▶ Task description
The data below is to be copied exactly, line by line.

____ Data under study

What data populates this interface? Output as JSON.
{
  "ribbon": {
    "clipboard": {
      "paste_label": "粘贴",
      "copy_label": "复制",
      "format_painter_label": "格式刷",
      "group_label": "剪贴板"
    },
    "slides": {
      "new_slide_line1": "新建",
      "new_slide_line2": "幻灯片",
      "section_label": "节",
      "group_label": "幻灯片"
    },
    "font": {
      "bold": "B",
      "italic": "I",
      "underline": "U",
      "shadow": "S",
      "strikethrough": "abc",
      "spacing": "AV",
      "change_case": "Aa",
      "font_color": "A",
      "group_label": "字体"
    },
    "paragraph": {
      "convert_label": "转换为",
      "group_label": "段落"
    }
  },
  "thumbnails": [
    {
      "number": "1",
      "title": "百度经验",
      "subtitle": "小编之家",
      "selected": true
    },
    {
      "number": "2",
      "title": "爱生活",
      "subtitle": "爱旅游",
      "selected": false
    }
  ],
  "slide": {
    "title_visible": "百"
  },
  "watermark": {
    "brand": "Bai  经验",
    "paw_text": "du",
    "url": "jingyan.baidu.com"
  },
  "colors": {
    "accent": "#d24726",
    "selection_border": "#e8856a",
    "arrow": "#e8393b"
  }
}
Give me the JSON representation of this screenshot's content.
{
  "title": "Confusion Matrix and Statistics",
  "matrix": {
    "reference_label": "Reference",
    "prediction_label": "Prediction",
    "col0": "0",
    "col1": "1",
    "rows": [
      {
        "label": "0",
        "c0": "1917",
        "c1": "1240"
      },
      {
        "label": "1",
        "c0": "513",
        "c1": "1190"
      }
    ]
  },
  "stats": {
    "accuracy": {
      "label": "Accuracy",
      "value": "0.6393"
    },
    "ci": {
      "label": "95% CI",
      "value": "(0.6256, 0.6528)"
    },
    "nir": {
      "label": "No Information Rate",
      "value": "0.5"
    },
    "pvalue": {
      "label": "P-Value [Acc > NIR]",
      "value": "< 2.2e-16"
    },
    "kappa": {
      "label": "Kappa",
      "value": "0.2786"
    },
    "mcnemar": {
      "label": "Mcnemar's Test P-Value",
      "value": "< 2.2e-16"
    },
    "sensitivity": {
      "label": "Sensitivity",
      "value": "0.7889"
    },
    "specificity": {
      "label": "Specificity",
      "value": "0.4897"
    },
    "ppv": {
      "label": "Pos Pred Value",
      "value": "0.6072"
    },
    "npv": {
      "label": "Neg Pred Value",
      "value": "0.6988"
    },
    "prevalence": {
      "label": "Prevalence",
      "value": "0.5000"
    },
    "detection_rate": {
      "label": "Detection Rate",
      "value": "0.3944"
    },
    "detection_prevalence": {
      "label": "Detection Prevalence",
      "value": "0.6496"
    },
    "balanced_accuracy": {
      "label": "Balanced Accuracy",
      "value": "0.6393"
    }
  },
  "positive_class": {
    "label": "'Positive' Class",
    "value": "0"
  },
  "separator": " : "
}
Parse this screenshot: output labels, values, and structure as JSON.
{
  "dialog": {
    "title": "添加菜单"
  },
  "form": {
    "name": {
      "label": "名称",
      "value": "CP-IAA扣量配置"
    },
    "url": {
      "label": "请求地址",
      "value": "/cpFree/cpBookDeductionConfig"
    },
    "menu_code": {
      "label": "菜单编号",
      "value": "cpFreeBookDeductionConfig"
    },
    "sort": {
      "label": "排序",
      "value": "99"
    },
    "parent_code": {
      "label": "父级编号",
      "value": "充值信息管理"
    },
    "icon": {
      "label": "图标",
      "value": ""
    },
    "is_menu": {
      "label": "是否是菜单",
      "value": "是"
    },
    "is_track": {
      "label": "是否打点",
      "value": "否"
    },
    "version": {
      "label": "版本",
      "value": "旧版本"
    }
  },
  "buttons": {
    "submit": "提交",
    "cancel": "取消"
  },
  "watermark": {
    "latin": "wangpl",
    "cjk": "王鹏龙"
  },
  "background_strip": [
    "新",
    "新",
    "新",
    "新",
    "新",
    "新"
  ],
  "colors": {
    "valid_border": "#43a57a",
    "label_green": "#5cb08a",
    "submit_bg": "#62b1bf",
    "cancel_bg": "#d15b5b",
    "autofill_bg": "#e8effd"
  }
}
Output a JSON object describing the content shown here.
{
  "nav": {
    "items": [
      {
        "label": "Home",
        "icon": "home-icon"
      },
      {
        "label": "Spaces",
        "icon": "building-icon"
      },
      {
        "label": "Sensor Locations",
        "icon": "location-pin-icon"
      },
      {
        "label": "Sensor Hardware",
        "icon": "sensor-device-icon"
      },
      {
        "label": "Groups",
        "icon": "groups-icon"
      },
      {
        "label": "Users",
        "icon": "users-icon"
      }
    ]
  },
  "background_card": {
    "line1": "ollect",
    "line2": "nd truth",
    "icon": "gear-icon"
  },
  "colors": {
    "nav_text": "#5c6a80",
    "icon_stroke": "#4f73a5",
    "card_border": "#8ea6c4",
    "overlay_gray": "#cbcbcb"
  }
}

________

▶ Result
What data populates this interface? Output as JSON.
{
  "ribbon": {
    "clipboard": {
      "paste_label": "粘贴",
      "copy_label": "复制",
      "format_painter_label": "格式刷",
      "group_label": "剪贴板"
    },
    "slides": {
      "new_slide_line1": "新建",
      "new_slide_line2": "幻灯片",
      "section_label": "节",
      "group_label": "幻灯片"
    },
    "font": {
      "bold": "B",
      "italic": "I",
      "underline": "U",
      "shadow": "S",
      "strikethrough": "abc",
      "spacing": "AV",
      "change_case": "Aa",
      "font_color": "A",
      "group_label": "字体"
    },
    "paragraph": {
      "convert_label": "转换为",
      "group_label": "段落"
    }
  },
  "thumbnails": [
    {
      "number": "1",
      "title": "百度经验",
      "subtitle": "小编之家",
      "selected": true
    },
    {
      "number": "2",
      "title": "爱生活",
      "subtitle": "爱旅游",
      "selected": false
    }
  ],
  "slide": {
    "title_visible": "百"
  },
  "watermark": {
    "brand": "Bai  经验",
    "paw_text": "du",
    "url": "jingyan.baidu.com"
  },
  "colors": {
    "accent": "#d24726",
    "selection_border": "#e8856a",
    "arrow": "#e8393b"
  }
}
Give me the JSON representation of this screenshot's content.
{
  "title": "Confusion Matrix and Statistics",
  "matrix": {
    "reference_label": "Reference",
    "prediction_label": "Prediction",
    "col0": "0",
    "col1": "1",
    "rows": [
      {
        "label": "0",
        "c0": "1917",
        "c1": "1240"
      },
      {
        "label": "1",
        "c0": "513",
        "c1": "1190"
      }
    ]
  },
  "stats": {
    "accuracy": {
      "label": "Accuracy",
      "value": "0.6393"
    },
    "ci": {
      "label": "95% CI",
      "value": "(0.6256, 0.6528)"
    },
    "nir": {
      "label": "No Information Rate",
      "value": "0.5"
    },
    "pvalue": {
      "label": "P-Value [Acc > NIR]",
      "value": "< 2.2e-16"
    },
    "kappa": {
      "label": "Kappa",
      "value": "0.2786"
    },
    "mcnemar": {
      "label": "Mcnemar's Test P-Value",
      "value": "< 2.2e-16"
    },
    "sensitivity": {
      "label": "Sensitivity",
      "value": "0.7889"
    },
    "specificity": {
      "label": "Specificity",
      "value": "0.4897"
    },
    "ppv": {
      "label": "Pos Pred Value",
      "value": "0.6072"
    },
    "npv": {
      "label": "Neg Pred Value",
      "value": "0.6988"
    },
    "prevalence": {
      "label": "Prevalence",
      "value": "0.5000"
    },
    "detection_rate": {
      "label": "Detection Rate",
      "value": "0.3944"
    },
    "detection_prevalence": {
      "label": "Detection Prevalence",
      "value": "0.6496"
    },
    "balanced_accuracy": {
      "label": "Balanced Accuracy",
      "value": "0.6393"
    }
  },
  "positive_class": {
    "label": "'Positive' Class",
    "value": "0"
  },
  "separator": " : "
}
Parse this screenshot: output labels, values, and structure as JSON.
{
  "dialog": {
    "title": "添加菜单"
  },
  "form": {
    "name": {
      "label": "名称",
      "value": "CP-IAA扣量配置"
    },
    "url": {
      "label": "请求地址",
      "value": "/cpFree/cpBookDeductionConfig"
    },
    "menu_code": {
      "label": "菜单编号",
      "value": "cpFreeBookDeductionConfig"
    },
    "sort": {
      "label": "排序",
      "value": "99"
    },
    "parent_code": {
      "label": "父级编号",
      "value": "充值信息管理"
    },
    "icon": {
      "label": "图标",
      "value": ""
    },
    "is_menu": {
      "label": "是否是菜单",
      "value": "是"
    },
    "is_track": {
      "label": "是否打点",
      "value": "否"
    },
    "version": {
      "label": "版本",
      "value": "旧版本"
    }
  },
  "buttons": {
    "submit": "提交",
    "cancel": "取消"
  },
  "watermark": {
    "latin": "wangpl",
    "cjk": "王鹏龙"
  },
  "background_strip": [
    "新",
    "新",
    "新",
    "新",
    "新",
    "新"
  ],
  "colors": {
    "valid_border": "#43a57a",
    "label_green": "#5cb08a",
    "submit_bg": "#62b1bf",
    "cancel_bg": "#d15b5b",
    "autofill_bg": "#e8effd"
  }
}
Output a JSON object describing the content shown here.
{
  "nav": {
    "items": [
      {
        "label": "Home",
        "icon": "home-icon"
      },
      {
        "label": "Spaces",
        "icon": "building-icon"
      },
      {
        "label": "Sensor Locations",
        "icon": "location-pin-icon"
      },
      {
        "label": "Sensor Hardware",
        "icon": "sensor-device-icon"
      },
      {
        "label": "Groups",
        "icon": "groups-icon"
      },
      {
        "label": "Users",
        "icon": "users-icon"
      }
    ]
  },
  "background_card": {
    "line1": "ollect",
    "line2": "nd truth",
    "icon": "gear-icon"
  },
  "colors": {
    "nav_text": "#5c6a80",
    "icon_stroke": "#4f73a5",
    "card_border": "#8ea6c4",
    "overlay_gray": "#cbcbcb"
  }
}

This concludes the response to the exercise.